As a community member, he has been involved in municipal politics with COPE and now ONECITY, as well as participating in housing co-op committees and parent committees at school. He was an active member of the BC Organization to Fight Racism and Vice Chair of the Board of the Farmworkers fundraising organization. Paul has been involved in international solidarity work, particularly Palestine solidarity work in a number of capacities (he was chair of the Middle East Working Group at the Vancouver World Peace Forum, 2006). He helped author the CUPE booklet “The Wall Must Fall”. He founded and chaired the Trade Union Committee for Justice in the Middle East. Recently, he has been a fundraiser and organiser for the Free Omar Khadr Committee, as well as being active in the Seriously Free Speech Committee. He continues to have extensive contacts in the trade union movement and in community organizations.

Vanessa Wolff, Member-at-Large on Executive Committee

vanessa-wolff-headshot-8x10Vanessa Wolff is a National Education Representative for CUPE National. Her roles in the past 20 years have been Education, Health & Safety and Servicing Representative.

Prior to her current role, she was a CUPE member from Local 2316, Children’s Aid Society of Metropolitan Toronto, the largest Child Welfare Agency in North America, where she worked in a variety of roles and was the chair of the Health & Safety Committee on the Executive Board. Vanessa was also instrumental in organising all social service agencies in Ontario to get certified Health & Safety training for their committees through the Workers Health & Safety Centre.

As a former foster parent of special needs children, she is very much aware of the struggles that exists in the school systems between services that are needed for the children; lack of proper support systems for mental health issues; and balancing the rights of workers for a safe workplace and a job.

Vanessa, who immigrated from the Netherlands, worked with the Ministry of Justice in Holland where they developed various systems to protect workers from violence in the workplace.

Vanessa is also an advisor for the CMHA on promoting the CSA National Standard on Psychological Healthy & Safe Workplaces.
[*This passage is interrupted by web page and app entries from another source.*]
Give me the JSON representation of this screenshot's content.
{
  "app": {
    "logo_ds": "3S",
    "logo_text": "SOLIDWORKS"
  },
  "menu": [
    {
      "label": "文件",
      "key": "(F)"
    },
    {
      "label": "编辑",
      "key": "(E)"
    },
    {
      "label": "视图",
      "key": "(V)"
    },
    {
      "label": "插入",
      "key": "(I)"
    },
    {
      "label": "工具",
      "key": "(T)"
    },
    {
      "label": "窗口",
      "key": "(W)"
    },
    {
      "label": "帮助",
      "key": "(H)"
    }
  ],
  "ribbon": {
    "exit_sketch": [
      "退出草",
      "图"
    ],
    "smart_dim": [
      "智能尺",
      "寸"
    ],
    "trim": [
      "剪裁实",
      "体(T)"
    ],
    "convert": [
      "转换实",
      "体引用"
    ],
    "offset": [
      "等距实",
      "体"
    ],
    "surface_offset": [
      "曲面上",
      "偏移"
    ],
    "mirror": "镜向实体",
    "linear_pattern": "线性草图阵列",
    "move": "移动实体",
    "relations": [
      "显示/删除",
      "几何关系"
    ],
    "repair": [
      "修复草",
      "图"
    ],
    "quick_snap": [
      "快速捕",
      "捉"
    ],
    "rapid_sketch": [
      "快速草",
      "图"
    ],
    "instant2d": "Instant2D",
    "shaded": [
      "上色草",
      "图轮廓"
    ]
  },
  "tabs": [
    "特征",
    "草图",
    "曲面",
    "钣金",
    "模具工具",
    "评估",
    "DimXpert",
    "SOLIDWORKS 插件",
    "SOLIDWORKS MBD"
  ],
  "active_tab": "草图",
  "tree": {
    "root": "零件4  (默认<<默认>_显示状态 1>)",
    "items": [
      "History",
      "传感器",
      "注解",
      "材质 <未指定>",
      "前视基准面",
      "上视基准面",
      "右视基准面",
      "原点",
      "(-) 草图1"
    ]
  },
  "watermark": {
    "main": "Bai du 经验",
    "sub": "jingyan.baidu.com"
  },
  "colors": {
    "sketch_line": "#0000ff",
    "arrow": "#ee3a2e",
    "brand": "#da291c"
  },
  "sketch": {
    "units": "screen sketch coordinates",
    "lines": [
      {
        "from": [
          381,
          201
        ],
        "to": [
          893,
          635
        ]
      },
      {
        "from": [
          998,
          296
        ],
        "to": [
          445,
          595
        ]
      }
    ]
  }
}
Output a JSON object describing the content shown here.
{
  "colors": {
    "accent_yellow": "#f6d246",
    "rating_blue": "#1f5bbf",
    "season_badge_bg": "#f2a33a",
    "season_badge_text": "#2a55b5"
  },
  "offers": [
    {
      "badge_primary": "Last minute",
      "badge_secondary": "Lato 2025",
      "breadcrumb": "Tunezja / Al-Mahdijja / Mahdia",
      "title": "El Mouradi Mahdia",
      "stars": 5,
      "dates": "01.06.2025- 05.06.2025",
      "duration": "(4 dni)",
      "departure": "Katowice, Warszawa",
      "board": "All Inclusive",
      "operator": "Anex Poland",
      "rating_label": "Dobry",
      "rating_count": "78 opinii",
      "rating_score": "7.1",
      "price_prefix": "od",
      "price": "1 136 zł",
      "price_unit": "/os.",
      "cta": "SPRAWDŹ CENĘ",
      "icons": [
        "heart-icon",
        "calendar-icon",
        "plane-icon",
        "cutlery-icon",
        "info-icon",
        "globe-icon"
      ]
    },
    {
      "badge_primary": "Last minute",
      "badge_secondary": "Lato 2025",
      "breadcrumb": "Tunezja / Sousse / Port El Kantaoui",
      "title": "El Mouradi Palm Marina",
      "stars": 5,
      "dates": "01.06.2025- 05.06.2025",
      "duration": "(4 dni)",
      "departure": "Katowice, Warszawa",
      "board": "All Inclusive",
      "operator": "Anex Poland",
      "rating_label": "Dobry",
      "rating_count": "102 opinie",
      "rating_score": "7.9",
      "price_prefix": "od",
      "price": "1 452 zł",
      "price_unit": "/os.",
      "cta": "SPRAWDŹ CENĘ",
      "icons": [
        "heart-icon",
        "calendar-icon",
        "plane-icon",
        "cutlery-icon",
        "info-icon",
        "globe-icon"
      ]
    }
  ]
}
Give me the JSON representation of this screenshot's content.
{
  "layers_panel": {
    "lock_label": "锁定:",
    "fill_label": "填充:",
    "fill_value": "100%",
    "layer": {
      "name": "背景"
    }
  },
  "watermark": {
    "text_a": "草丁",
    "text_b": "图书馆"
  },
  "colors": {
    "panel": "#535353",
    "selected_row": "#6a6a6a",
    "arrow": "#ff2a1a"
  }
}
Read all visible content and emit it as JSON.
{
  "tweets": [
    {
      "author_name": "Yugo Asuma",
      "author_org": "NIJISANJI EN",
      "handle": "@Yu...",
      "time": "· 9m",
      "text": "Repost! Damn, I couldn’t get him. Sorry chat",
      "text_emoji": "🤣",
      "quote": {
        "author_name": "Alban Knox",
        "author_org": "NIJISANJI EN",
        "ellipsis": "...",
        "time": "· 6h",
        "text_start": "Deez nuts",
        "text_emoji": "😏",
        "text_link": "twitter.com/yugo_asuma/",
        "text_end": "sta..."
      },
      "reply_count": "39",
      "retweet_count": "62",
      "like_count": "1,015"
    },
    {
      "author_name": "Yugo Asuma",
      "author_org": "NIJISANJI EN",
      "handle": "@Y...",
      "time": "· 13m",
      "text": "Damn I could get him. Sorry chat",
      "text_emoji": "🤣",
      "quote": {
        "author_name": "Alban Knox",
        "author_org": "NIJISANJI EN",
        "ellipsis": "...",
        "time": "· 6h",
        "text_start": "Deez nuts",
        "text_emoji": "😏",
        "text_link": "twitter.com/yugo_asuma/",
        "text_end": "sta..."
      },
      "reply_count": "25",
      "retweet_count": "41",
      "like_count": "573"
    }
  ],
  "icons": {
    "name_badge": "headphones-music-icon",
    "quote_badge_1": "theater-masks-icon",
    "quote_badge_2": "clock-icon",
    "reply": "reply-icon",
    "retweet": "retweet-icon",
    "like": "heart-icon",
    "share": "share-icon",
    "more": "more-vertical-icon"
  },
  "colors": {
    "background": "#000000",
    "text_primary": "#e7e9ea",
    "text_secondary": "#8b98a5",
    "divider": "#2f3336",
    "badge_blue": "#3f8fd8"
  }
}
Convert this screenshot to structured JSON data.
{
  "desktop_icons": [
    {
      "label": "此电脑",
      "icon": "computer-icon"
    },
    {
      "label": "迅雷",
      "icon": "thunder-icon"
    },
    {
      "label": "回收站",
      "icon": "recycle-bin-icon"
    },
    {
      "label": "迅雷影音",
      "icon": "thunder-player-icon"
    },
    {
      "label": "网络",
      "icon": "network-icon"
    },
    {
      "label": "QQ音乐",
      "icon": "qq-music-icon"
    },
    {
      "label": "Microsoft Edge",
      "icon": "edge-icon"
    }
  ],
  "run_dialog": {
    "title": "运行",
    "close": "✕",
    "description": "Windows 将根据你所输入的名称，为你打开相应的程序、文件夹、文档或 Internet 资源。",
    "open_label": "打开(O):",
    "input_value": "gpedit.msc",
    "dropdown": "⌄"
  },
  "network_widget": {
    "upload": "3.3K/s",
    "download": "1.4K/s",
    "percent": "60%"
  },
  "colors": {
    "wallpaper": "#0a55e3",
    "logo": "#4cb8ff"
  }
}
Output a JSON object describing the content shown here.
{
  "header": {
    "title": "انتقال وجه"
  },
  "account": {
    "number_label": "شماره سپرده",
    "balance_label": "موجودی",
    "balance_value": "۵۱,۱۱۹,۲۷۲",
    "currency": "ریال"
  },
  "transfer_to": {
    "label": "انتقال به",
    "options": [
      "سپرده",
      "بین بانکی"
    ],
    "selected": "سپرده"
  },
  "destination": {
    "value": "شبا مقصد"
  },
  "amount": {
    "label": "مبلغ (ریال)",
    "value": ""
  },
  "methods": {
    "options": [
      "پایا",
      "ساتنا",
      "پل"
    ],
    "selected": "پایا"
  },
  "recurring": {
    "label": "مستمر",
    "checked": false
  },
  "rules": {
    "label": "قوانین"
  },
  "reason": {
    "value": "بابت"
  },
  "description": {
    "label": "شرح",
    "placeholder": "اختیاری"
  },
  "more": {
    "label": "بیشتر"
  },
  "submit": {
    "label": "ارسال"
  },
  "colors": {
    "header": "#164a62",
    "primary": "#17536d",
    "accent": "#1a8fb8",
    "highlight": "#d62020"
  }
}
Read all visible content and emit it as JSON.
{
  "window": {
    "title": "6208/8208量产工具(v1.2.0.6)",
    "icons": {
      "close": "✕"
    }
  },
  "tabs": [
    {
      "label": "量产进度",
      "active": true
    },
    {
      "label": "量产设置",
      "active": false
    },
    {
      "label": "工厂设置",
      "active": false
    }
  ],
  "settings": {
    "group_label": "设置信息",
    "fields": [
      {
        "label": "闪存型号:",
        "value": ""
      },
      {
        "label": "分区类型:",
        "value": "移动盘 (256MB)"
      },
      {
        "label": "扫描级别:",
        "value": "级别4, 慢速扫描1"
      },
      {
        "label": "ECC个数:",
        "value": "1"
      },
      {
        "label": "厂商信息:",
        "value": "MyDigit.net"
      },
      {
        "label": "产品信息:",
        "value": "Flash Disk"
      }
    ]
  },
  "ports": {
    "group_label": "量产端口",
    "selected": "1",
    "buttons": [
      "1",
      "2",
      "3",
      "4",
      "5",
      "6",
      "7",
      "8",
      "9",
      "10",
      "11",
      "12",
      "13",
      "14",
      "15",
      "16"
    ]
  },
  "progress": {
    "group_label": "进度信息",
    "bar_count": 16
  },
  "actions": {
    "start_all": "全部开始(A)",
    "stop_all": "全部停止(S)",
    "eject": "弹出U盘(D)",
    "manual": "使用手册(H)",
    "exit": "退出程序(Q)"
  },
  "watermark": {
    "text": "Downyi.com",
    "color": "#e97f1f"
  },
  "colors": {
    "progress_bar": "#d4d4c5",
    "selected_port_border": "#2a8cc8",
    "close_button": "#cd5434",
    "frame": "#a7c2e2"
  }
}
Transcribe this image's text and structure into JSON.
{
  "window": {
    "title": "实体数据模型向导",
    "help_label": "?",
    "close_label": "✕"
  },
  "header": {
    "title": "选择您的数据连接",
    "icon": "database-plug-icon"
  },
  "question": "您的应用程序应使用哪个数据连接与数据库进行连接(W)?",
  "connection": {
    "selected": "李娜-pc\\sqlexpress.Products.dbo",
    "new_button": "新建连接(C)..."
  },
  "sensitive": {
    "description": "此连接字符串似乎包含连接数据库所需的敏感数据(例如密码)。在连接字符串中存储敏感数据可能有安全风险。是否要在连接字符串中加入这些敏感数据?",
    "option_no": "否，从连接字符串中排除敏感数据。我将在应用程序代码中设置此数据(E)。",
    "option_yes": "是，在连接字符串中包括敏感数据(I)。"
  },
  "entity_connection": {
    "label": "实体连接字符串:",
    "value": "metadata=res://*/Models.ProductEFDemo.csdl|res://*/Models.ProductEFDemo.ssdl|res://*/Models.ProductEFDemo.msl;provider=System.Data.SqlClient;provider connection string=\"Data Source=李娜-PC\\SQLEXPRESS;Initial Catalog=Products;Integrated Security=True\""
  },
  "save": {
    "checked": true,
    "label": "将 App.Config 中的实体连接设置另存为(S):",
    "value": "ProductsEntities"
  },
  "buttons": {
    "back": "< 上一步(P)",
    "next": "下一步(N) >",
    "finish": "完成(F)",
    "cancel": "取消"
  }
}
Karen Mirsky 2021 Present
David Fai 2020 2021
Caily DiPuma 2019 2020
Lindsay Lyster 2016 2019
Caily DiPuma 2016 2016
Lindsay Lyster 2012 2016
Robert Holmes 2008 2012
Jason Gratl 2005 2007
John Russell 2003 2005
John Dixon 2001 2003
Craig Jones 1999 2001
Andrew Irvine 1998 1999
Kay Stockholder 1995 1998
Andrew Wilkinson 1993 1995
Phil Bryden 1990 1993
John Dixon 1984 1990
David Copp 1983 1984
Reg Robson 1981 1983
Kit Rigg 1980
Bill Deverell 1979
James Dybikowski 1977 1978
Kit Rigg 1976
Dave Robertson 1975
Reg Robson 1971 1974
John Stanton 1969 1970
Bob Rowan 1968
Sidney Simons 1967
Dr. James Foulks 1963 1966
Reverend Phillip Hewitt 1963

Executive Directors



Harsha Walia 2020 2021
Josh Paterson 2013 2019
David Eby 2008 2013
Murray Mollard 2001 2008
John Westwood 1988 2001
John Russell 1980 1988

Click here to read the BCCLA Constitution and Bylaws